Guerrero has defeated current International Boxing Federation (IBF) junior middleweight champion Ishe Smith, as well as notables such as Juan Carlos Candelo, Saul Duran, Ossie Duran and Gabriel Rosado. Two years ago, though, the left-handed Dominican was stopped in the fourth round by then 40-year-old Grady Brewer.

“Guerrero is a tough kid with some skills who can box a little,” Quillin’s head trainer, Eric Brown, recently remarked. “He’s like any other guy we fight – we take ‘em serious and don’t play ‘em. We’re preparing to fight this guy at his peak, ready for him to bring his best.

“Anytime a guy goes from contender to champion, like Peter, his confidence is higher. He feels good about himself. People start calling him champ, recognizing him as a champ, and that boosts his enthusiasm. But I think it’s more difficult defending than winning a world title. Once you win it, you’ve got to prove it wasn’t a fluke. Peter will prove that he’s even better than when he won the title.”

“Me and my partner, Jimmy McDevitt, are very excited about Peter’s first title defense,” Quillin’s co-manager John Seip added. “He’s developed a different mindset going from contender to world champion. Insecurities and confidence issues are erased as champion. He’s a much more dangerous fighter as a title holder. The world championship belt is something all fighters train for and dedicated their lives to. He is much more aware of this and takes nothing for granted.
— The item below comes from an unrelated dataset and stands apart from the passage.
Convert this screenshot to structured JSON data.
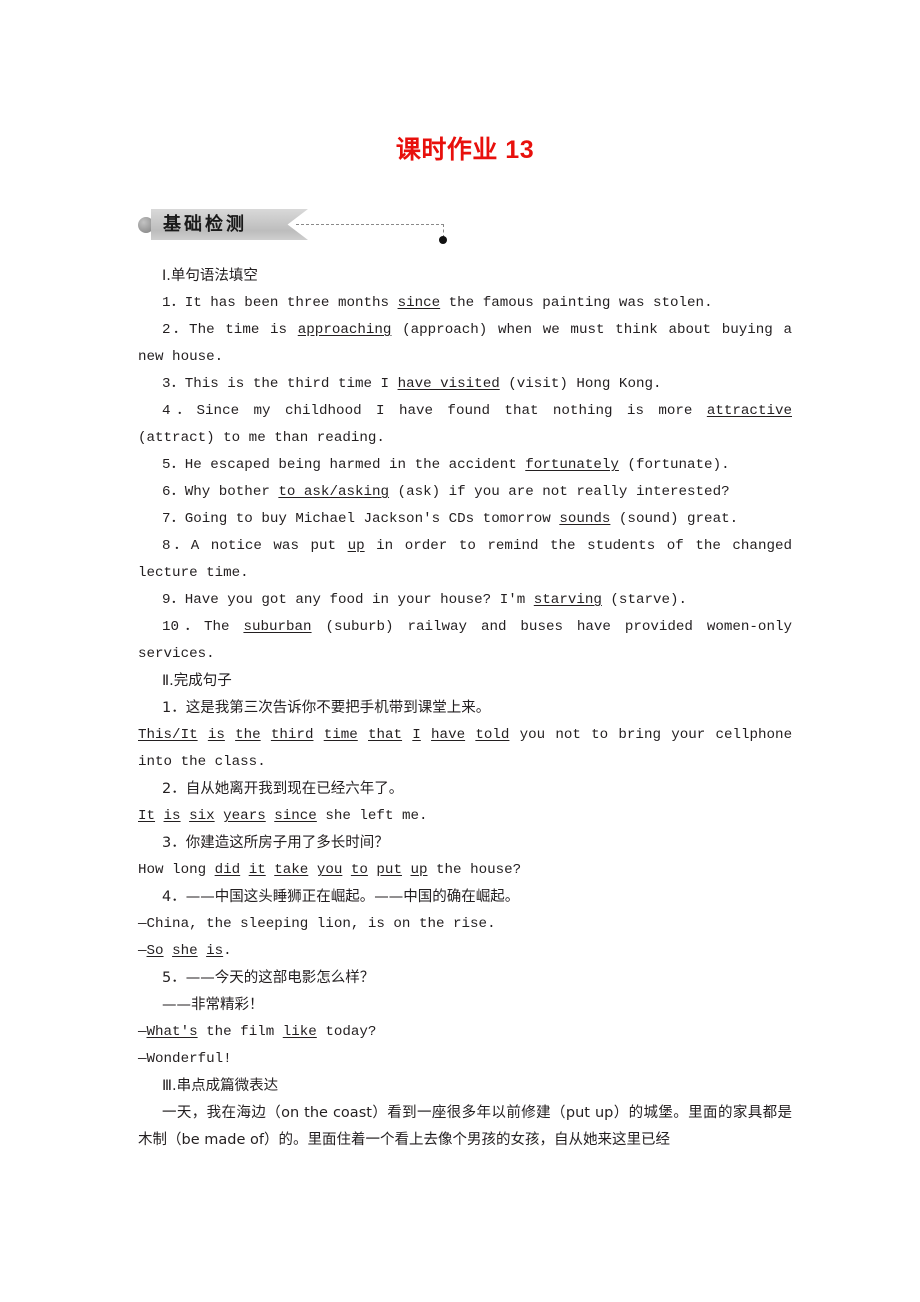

“This is the second phase of Peter’s career. The hard part has just started and there is no room for complacency. Peter isn’t satisfied with winning the world title; he wants more. We’ve been with him since day one and we’ve never seen a more confident, determined young man. He sincerely believes he is fulfilling his destiny, which is very difficult to beat. I hope Mr. Guerrero has prepared himself for a war. This should be an exciting fight….don’t blink!”